Banking giant JP Morgan has announced a surprise loss in the third quarter, following legal expenses of $7.2bn (£4.5bn).
Net loss was at $0.4bn (17 cents a share) whilst revenue was $23.1bn (£14.5bn) versus $26bn last year. The bank is still in $11bn settlement talks with US regulators over mis-selling of mortgage-backed securities pre-the financial crisis.
This is JP Morgan's first loss under chief executive Jamie Dimon, who has been at the helm throughout the embarrassing financial scandals that triggered it. Ishaq Siddiqi of ETX Capital says:
Reputation of course, takes a bit of knocking but more so of Jamie Dimon, less so the bank itself. Though he’s steered JPM into financial stability since the financial crisis of 2008, Dimon’s lack of oversight of certain operations do raise questions over his future at JPM. The fact that he’s still the boss at JPM, when you compare him to say former Barclays CEO, Bob Diamond, who resigned in the wake of the libor scandal last year which saw the bank pay a penalty of £290 million, one cannot help wonder why Dimon is getting away unscathed without dismissal by his board?
It must be noted that with JPM’s market cap is near $200billion, these legal charges can be absorbed without material impact to 2014 FY earnings.

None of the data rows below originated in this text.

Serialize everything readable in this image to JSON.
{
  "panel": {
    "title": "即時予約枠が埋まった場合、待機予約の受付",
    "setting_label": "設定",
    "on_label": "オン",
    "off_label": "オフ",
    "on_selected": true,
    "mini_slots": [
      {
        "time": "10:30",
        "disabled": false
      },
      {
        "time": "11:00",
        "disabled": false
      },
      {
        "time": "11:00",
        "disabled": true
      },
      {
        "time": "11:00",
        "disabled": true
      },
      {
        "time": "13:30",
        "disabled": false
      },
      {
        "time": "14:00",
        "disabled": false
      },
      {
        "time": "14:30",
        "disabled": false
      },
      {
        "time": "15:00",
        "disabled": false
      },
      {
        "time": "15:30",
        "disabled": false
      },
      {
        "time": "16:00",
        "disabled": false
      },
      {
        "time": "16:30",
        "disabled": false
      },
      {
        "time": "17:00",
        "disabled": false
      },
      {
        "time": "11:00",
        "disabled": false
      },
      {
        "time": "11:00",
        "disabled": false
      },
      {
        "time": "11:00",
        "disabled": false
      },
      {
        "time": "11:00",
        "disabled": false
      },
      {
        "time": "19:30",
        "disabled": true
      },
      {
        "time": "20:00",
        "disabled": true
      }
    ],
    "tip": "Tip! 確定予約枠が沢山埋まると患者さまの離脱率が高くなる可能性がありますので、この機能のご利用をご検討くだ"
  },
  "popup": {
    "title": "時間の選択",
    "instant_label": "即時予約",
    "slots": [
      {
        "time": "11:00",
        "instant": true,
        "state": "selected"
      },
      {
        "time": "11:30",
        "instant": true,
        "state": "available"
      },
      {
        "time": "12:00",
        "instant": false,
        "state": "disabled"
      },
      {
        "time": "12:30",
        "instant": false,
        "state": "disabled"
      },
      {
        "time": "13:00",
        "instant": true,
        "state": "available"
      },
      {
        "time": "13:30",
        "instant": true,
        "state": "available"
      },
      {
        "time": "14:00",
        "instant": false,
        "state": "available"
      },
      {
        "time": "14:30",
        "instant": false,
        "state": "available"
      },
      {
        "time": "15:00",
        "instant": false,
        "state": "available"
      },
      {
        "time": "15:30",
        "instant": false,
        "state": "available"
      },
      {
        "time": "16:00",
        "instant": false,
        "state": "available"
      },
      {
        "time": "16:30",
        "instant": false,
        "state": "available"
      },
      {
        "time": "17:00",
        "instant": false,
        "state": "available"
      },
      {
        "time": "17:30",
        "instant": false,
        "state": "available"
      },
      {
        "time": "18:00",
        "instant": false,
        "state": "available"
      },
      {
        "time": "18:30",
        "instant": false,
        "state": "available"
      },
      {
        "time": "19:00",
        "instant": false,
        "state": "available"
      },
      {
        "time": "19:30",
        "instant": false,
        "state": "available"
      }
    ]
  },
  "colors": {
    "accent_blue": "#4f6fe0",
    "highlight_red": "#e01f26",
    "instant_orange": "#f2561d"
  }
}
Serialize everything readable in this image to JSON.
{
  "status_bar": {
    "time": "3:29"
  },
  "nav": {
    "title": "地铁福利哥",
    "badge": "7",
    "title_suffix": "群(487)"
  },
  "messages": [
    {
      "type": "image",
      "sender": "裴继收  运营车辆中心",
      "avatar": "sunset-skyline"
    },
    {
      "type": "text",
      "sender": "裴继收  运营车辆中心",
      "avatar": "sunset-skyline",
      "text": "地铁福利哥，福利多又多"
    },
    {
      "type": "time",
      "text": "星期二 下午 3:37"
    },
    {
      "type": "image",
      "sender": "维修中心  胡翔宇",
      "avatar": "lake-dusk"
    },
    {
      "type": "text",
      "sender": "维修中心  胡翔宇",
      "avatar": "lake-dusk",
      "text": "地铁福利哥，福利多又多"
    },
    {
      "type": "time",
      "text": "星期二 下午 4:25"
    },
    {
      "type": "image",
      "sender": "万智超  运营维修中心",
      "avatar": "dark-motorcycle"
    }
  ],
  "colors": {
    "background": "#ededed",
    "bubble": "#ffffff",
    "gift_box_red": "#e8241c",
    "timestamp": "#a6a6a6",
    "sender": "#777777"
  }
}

So long as they pay the bills, the market isn’t too concerned about JPM’s future – the shares are responding to just that by trading higher on Wall Street.
Excluding litigation costs, the bank saw a third quarter net income of $5.8bn (£3.6bn) and revenue of $23.9bn (£14.96bn).